- And finally, leave an uplifting thank you note next to the mask dispensaries on behalf of your staff;
You are not telling guests to wear masks, you are thanking them for it. By assuming the action will be taken many guests feel obligated to do it, and while they might not follow through a hundred per cent of the time, you will see an uptick of guests wearing masks in your hotel’s public areas.
Hand sanitizer diffusers present another issue as they require guests to come in contact with the device and some might feel it counterproductive to touch a device that has been touched by every other guest in the establishment.
To encourage using the sanitizers you can invest in touchless dispensers who trigger once a guest wave their hand in front of the device. They also dispense just the right amount of sanitizer, making the process far less wasteful.
In order for hospitality to successfully come out of this health crisis without incurring even deeper losses, these safety measures need to be treated as an investment. You would not leave your guests to wander unsanitized areas for the same reason you wouldn’t leave them without hot water or electricity. Sanitation is just another box to check in the list of amenities for the foreseeable future.
How Has Consumer Attitude to Travel Changed?
Guests are weary of the idea of travel. It is one of the major risks that they have been warned against and going on a trip now seems almost like an extreme sport. So in many ways travel has had to adjust to this newfound traveller anxiety.
Hoteliers are opening their doors to local guests in an attempt to drive up their occupancy but the issue remains that the industry in its current format cannot survive unless it adjusts to fit this emergency state of hospitality.
What’s Next for Traditional Hospitality Practices?
Changes need to be made in order for hotels to thrive during this crisis, this much is clear. The uncertainty posed by a potential second or third (depending on where you are situated) lockdown puts off potential guest prospects from the idea of booking a trip. So in order to adapt to this uncertainty hotel cancellation policies need to be revamped.
Naturally, there will be some restrictions as to which bookings can be cancelled with refunds and which could be too costly to refund. Event planning takes up the hotel’s resources for which the hotel needs to be compensated, even if the event is cancelled at the last minute.

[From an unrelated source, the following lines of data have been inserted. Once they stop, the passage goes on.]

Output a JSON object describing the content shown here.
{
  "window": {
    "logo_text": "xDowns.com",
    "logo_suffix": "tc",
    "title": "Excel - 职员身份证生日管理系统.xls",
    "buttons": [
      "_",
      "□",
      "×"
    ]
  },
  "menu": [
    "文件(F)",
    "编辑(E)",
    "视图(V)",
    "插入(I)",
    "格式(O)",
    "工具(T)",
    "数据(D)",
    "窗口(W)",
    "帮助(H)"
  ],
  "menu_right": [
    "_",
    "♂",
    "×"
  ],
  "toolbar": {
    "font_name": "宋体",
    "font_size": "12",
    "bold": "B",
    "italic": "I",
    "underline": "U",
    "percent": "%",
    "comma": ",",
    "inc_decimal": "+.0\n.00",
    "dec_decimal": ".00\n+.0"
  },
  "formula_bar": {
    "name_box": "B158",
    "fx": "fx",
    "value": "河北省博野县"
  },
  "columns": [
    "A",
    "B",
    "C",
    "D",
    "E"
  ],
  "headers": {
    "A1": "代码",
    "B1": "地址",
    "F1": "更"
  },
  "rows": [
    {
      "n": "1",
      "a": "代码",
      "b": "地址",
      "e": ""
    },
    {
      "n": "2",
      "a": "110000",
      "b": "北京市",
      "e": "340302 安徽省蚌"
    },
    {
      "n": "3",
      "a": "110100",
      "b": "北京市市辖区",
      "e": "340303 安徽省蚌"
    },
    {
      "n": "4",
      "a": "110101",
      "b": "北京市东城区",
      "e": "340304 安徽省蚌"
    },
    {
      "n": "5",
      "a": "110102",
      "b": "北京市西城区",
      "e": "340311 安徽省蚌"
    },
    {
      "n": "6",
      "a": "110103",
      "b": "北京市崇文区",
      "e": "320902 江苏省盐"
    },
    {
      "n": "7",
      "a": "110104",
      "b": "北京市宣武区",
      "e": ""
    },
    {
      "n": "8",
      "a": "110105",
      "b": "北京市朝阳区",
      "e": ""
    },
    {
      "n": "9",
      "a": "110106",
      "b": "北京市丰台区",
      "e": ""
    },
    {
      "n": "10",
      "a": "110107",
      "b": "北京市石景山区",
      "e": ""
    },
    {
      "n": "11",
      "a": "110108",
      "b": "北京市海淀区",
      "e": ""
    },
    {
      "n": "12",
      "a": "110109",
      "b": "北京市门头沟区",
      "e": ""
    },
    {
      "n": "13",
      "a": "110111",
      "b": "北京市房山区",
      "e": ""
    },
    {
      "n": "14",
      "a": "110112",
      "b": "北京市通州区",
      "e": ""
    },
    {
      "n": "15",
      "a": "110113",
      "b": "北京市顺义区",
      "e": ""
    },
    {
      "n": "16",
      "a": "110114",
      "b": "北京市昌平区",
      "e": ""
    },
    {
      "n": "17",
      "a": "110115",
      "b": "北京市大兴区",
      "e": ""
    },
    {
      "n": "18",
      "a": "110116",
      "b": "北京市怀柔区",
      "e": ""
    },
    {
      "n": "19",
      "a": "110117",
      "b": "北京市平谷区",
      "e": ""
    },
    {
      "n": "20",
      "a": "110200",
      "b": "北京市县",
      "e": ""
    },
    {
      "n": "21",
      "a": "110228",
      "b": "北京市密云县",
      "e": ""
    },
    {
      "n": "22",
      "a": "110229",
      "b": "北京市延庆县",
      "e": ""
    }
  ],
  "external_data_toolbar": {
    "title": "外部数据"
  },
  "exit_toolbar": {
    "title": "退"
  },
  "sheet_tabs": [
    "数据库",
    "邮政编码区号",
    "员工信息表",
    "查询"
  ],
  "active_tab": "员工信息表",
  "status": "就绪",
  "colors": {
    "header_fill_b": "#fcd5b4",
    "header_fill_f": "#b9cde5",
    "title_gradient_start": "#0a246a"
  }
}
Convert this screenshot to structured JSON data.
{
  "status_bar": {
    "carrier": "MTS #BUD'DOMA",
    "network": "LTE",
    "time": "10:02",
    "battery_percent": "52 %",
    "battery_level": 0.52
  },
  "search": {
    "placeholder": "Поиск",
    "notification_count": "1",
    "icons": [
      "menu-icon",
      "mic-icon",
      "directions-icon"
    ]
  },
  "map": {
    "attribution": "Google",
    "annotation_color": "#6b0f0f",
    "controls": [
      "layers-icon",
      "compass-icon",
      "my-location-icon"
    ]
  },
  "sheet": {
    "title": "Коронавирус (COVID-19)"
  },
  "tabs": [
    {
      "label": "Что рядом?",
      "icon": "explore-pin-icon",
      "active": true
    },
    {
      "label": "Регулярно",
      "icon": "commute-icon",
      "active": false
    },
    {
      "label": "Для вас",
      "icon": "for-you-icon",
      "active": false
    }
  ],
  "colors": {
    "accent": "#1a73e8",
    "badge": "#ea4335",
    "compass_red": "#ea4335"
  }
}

Standard bookings, however, pose no such threat. Yes, last-minute cancellations are unfortunate, but with the help of tools such as an integrated channel manager , any late cancellation can be instantly updated across all of your distribution channels where the room can be booked again, possibly at a better rate.
Discounts are the obvious choice to drive up guest interest, but you need to assure yourself that you are not underselling your services. Your property management system probably already offers you automated revenue management which will help you keep track of how thin you might be stretching your resources and whether there is any ROI from selling rooms at discount rates.
Advertising might be your secret weapon during this period. While most establishments might be slashing their budgets in order to make up for lost revenue, you should consider retargeting your advertisement to a centre run local and drive up occupancy and revenue from the guests who are willing to travel but not internationally.
Hospitality is an industry which must frequently face crises and has yet managed to remain one of the strongest pillars of the economy. The simple truth is that hospitality is not a necessity to out globalized modernity, it cannot be delayed, but never stopped.
You may also find interesting:
How Technology is Changing Hospitality for the Better
The Future of Hospitality: Generation Z as Both Employees and Guests
How Technologies are Helping Hoteliers Reduce Costs
About Clock Software
Clock Software is a global provider of cloud-based property management systems (PMS), integrated online distribution, online & kiosk hotel self check-in solutions and mobile & in-room guest engagement systems with customers in more than 65 countries.